Every year, even in the UK people die on mountains as a consequence of the weather. Some underestimate the mountain weather; some Drifting snow is snow on the ground that is blown by the wind to a height of less than to 2 meters (5 to feet) above the surface.
Types of snow cover. Snow cover, also called snowpack, is the total of all the snow and ice on the ground. It includes both new snow and previous snow and ice that have not :// Available observations below m altitude suggest that some mountain regions are undergoing accelerated elevation-dependent warming (EDW) National Snow and Ice Data Center (NSIDC) research scientist Noor Johnson, along with colleagues from the University of Arizona and the Indigenous Food Knowledges Network, aims to find out.
Johnson is a co-principal investigator on a new National Science Foundation (NSF) funded project, entitled “Impact of COVID on Food Access in Soil moisture generally refers to the amount of water stored in the unsaturated soil zone, although its exact definition can vary depending on the context, i.e.
whether it is defined in relative, absolute or indirect terms, and depending on the reference storage (see Section 2).Soil moisture is a source of water for the atmosphere through processes leading to evapotranspiration from land Little is known about this high-altitude or mountain permafrost, although some inferences can be made (Péwé, ).
This temperate latitude mountain permafrost is most likely found where annual mean air temperatures are ~0 °C or negative, snow cover thicknesses are relatively thin, Northern hemisphere weekly snow cover since January according to Rutgers University Global Snow Laboratory.
The thin blue line is the weekly data, and the thick blue line is the running week average (approximately 1 year).
The horizontal red line is the In seasonally snow-covered environments, many organisms endure winter by using the subnivium, a below-snow thermally stable seasonal refugium. Because the insulation of snow is dependent on snow depth and density, the stability of temperatures within the subnivium varies across land cover types.
Additionally, across much of the Northern Hemisphere snow extent, depth and ?id=/ Abstract. In this paper, we introduce and provide access to daily (–) and hourly (–) datasets of snow and meteorological data measured at the Col de Porte site, m a.s.l., Chartreuse, France.
Site metadata and ancillary measurements such as soil properties and masks of the incident solar radiation are also :// Experience has shown that observations are best recorded in a standard surveyor’s field-book with waterproof pages and a hard cover.
An accurate, complete and legible field-book not only assists the analysis of the data, but could prove to be an important document when questions arise about the cause of avalanches in the event of :// Accurate snow depth observations are critical to assess water resources. More than a billion people rely on water from snow, most of which originates in the Northern Hemisphere mountain ://.

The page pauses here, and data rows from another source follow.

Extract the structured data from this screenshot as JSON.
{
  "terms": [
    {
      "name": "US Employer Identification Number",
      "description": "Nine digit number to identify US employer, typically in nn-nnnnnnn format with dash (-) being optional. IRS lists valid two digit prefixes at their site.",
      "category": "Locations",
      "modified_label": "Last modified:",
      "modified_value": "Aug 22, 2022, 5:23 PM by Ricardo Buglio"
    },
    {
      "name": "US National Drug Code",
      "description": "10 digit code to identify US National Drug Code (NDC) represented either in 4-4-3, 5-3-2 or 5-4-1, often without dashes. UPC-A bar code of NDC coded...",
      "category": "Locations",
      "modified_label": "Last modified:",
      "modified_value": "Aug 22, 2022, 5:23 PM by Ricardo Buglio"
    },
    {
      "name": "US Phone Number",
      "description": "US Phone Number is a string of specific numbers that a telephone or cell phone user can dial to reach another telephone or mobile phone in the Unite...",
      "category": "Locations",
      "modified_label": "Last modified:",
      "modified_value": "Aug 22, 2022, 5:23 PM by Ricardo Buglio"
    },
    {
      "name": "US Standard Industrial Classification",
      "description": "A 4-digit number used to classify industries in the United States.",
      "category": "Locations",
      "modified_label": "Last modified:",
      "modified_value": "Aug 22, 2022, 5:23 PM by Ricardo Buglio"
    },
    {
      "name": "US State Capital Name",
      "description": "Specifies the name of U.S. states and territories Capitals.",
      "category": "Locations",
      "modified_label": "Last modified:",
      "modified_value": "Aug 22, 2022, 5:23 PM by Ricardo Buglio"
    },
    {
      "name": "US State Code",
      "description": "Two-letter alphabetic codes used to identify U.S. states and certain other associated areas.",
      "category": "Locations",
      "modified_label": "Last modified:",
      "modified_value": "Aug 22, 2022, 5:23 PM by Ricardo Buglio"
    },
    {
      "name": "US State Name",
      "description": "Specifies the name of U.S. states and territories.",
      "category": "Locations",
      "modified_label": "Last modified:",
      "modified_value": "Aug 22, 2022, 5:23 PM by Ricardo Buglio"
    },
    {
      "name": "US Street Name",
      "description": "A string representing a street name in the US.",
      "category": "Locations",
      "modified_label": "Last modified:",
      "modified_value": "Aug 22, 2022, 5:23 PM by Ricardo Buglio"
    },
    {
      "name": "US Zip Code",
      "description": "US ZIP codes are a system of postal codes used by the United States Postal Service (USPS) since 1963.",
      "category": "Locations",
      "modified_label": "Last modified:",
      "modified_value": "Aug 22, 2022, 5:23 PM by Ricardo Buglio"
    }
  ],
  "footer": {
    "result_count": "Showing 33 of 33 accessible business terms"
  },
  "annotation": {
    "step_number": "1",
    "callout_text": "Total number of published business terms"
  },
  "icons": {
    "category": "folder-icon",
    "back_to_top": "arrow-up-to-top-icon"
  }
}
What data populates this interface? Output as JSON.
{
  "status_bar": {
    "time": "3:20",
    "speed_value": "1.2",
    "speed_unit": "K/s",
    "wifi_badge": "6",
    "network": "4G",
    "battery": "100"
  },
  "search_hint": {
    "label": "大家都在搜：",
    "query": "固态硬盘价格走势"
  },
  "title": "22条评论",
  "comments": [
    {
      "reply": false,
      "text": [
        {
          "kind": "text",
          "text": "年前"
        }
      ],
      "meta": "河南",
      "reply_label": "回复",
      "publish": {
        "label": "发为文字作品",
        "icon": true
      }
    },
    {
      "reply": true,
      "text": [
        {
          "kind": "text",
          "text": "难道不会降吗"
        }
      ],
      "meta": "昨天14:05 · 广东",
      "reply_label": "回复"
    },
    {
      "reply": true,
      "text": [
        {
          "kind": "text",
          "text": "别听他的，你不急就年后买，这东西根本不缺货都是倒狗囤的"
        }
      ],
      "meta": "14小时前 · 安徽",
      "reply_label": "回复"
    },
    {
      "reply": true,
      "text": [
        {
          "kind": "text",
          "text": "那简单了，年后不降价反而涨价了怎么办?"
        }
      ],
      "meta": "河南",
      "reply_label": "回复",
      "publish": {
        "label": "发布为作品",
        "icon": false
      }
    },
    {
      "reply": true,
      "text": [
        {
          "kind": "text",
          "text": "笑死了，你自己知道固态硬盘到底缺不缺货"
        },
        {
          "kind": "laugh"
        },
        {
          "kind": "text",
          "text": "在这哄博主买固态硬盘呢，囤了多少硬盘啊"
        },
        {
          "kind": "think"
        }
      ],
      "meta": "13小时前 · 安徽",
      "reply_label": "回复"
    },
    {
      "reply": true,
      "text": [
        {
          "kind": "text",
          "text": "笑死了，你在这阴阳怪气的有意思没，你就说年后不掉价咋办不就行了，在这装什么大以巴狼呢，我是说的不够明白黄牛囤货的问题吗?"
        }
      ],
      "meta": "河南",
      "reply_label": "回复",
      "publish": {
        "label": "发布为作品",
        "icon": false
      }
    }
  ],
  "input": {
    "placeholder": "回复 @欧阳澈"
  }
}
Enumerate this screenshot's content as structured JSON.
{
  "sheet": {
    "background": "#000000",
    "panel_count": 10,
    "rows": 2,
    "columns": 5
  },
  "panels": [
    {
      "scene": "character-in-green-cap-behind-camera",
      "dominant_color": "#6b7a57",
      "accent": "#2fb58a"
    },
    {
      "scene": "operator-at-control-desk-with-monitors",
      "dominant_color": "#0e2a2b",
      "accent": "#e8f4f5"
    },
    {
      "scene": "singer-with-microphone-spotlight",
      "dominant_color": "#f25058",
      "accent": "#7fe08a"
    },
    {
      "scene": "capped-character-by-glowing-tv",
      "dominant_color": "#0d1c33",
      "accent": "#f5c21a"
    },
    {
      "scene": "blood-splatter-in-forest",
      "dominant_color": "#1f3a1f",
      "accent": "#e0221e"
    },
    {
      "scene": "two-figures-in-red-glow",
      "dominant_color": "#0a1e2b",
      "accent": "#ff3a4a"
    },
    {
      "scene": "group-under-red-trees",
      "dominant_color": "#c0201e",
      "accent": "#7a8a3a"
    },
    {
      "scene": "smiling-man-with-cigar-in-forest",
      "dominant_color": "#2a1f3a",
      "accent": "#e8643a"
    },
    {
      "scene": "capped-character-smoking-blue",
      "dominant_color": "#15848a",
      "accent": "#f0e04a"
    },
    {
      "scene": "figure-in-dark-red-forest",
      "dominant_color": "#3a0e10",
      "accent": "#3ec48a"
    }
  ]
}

Satellite observations record a decrease in snow-covered areas since the s, when satellite observations began. In some regions such as China, a trend of increasing snow cover was observed from to These changes are attributed to global climate change, which may lead to earlier melting and less coverage ://Large scale snow cover dynamics were reproduced well with some over- and under-estimations depending on month and RCM.
The orography, temperature, and precipitation mismatches could on average explain 31% of the variability in snow cover bias across grid-cells, and even more than 50% in the winter period November–:// Seidel, K.
and Martinec, J. Operational snow cover mapping by satellites and real time runoff forecasts. In Young, G. J., editor, Snow and glacier hydrology, Proceedings of the Kathmandu SymposiumWallingford: IAHS PublicationGoogle Scholar